▶ _AIM OF THE TASK_:
Verbatim copy, images omitted: return the full listing.

▶ _RECORDS PROVIDED_:
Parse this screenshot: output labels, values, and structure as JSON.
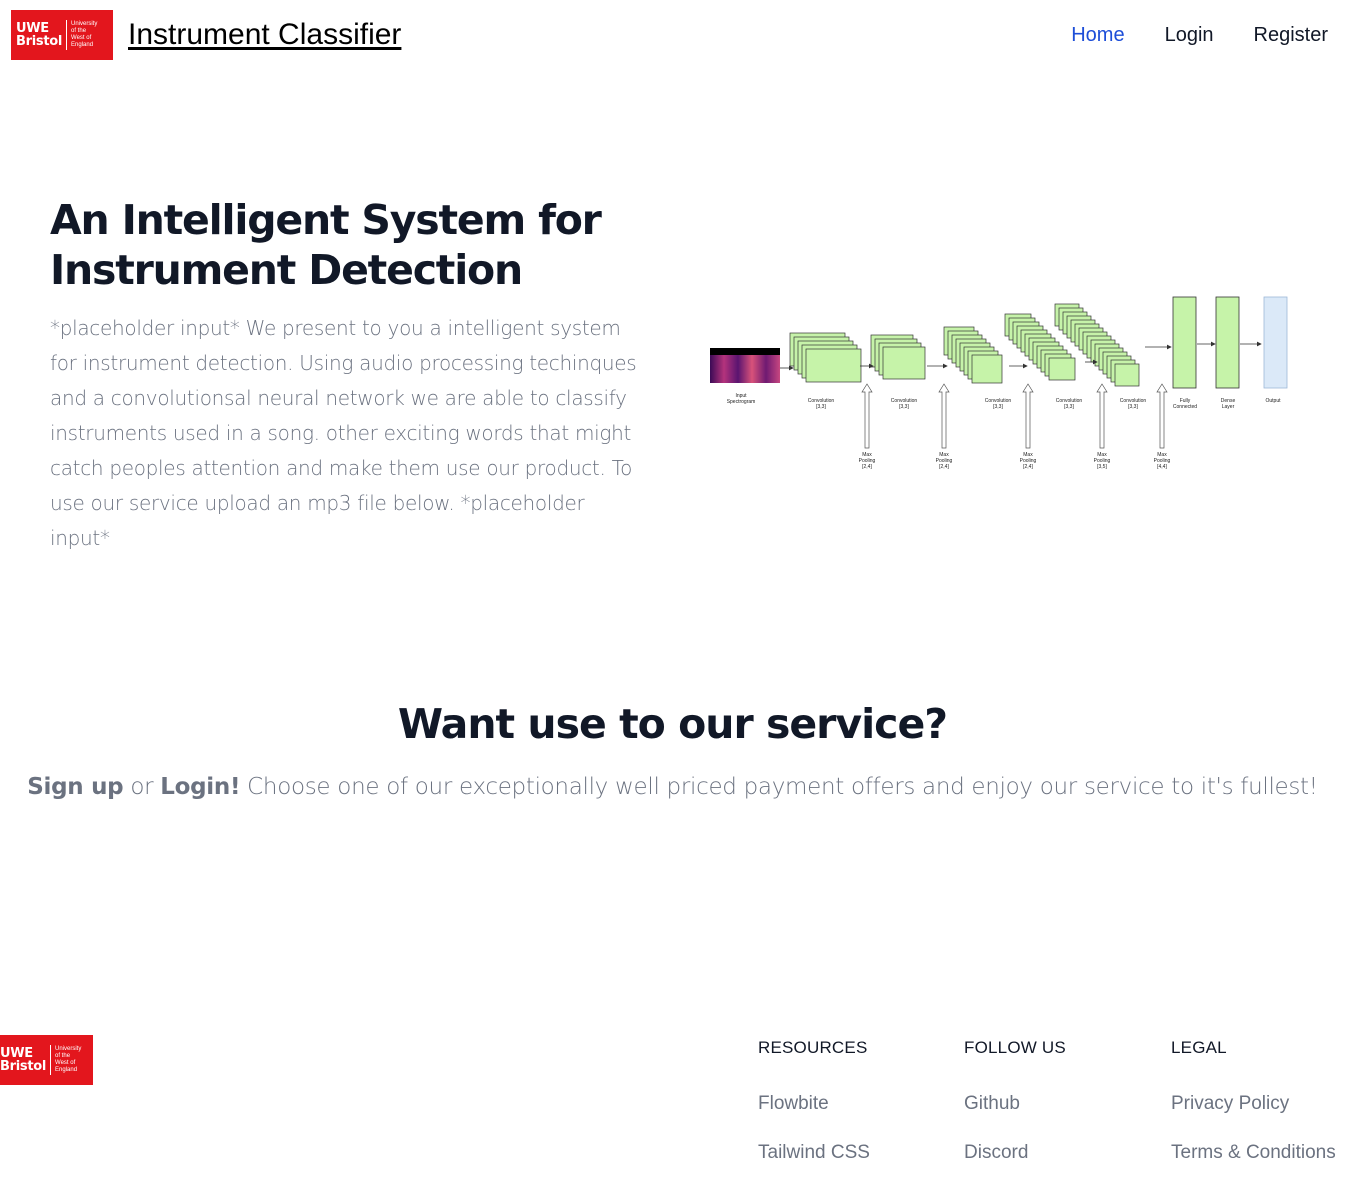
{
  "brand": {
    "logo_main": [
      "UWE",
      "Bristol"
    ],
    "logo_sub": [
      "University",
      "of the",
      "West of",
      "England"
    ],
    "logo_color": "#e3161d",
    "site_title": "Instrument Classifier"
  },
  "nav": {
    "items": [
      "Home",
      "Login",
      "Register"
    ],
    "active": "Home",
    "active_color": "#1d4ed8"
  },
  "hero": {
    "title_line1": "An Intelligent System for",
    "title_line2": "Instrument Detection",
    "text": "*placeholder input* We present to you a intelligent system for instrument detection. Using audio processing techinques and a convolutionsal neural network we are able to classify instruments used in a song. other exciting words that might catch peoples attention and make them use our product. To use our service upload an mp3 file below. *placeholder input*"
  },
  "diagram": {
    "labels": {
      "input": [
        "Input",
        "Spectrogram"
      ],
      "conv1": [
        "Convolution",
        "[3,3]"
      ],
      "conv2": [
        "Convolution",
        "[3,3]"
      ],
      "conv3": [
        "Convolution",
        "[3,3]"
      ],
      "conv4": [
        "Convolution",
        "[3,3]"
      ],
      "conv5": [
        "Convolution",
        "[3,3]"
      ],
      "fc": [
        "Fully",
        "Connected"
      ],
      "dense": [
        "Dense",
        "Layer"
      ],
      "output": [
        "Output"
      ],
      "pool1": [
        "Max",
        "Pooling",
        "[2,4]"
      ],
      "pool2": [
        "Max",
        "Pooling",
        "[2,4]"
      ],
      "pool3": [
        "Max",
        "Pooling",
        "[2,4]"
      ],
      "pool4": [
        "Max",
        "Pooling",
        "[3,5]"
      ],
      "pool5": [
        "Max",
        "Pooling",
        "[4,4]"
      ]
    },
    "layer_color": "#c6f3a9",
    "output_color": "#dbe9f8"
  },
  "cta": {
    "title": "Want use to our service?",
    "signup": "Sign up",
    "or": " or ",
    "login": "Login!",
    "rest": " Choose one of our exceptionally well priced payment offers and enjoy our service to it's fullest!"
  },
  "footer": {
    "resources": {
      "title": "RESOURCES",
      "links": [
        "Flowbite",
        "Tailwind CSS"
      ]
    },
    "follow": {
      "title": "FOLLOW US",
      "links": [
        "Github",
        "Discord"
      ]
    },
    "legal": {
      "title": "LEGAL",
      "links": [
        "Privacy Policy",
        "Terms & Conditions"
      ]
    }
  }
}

▶ _SOLUTION FOR THIS TASK_:
Parse this screenshot: output labels, values, and structure as JSON.
{
  "brand": {
    "logo_main": [
      "UWE",
      "Bristol"
    ],
    "logo_sub": [
      "University",
      "of the",
      "West of",
      "England"
    ],
    "logo_color": "#e3161d",
    "site_title": "Instrument Classifier"
  },
  "nav": {
    "items": [
      "Home",
      "Login",
      "Register"
    ],
    "active": "Home",
    "active_color": "#1d4ed8"
  },
  "hero": {
    "title_line1": "An Intelligent System for",
    "title_line2": "Instrument Detection",
    "text": "*placeholder input* We present to you a intelligent system for instrument detection. Using audio processing techinques and a convolutionsal neural network we are able to classify instruments used in a song. other exciting words that might catch peoples attention and make them use our product. To use our service upload an mp3 file below. *placeholder input*"
  },
  "diagram": {
    "labels": {
      "input": [
        "Input",
        "Spectrogram"
      ],
      "conv1": [
        "Convolution",
        "[3,3]"
      ],
      "conv2": [
        "Convolution",
        "[3,3]"
      ],
      "conv3": [
        "Convolution",
        "[3,3]"
      ],
      "conv4": [
        "Convolution",
        "[3,3]"
      ],
      "conv5": [
        "Convolution",
        "[3,3]"
      ],
      "fc": [
        "Fully",
        "Connected"
      ],
      "dense": [
        "Dense",
        "Layer"
      ],
      "output": [
        "Output"
      ],
      "pool1": [
        "Max",
        "Pooling",
        "[2,4]"
      ],
      "pool2": [
        "Max",
        "Pooling",
        "[2,4]"
      ],
      "pool3": [
        "Max",
        "Pooling",
        "[2,4]"
      ],
      "pool4": [
        "Max",
        "Pooling",
        "[3,5]"
      ],
      "pool5": [
        "Max",
        "Pooling",
        "[4,4]"
      ]
    },
    "layer_color": "#c6f3a9",
    "output_color": "#dbe9f8"
  },
  "cta": {
    "title": "Want use to our service?",
    "signup": "Sign up",
    "or": " or ",
    "login": "Login!",
    "rest": " Choose one of our exceptionally well priced payment offers and enjoy our service to it's fullest!"
  },
  "footer": {
    "resources": {
      "title": "RESOURCES",
      "links": [
        "Flowbite",
        "Tailwind CSS"
      ]
    },
    "follow": {
      "title": "FOLLOW US",
      "links": [
        "Github",
        "Discord"
      ]
    },
    "legal": {
      "title": "LEGAL",
      "links": [
        "Privacy Policy",
        "Terms & Conditions"
      ]
    }
  }
}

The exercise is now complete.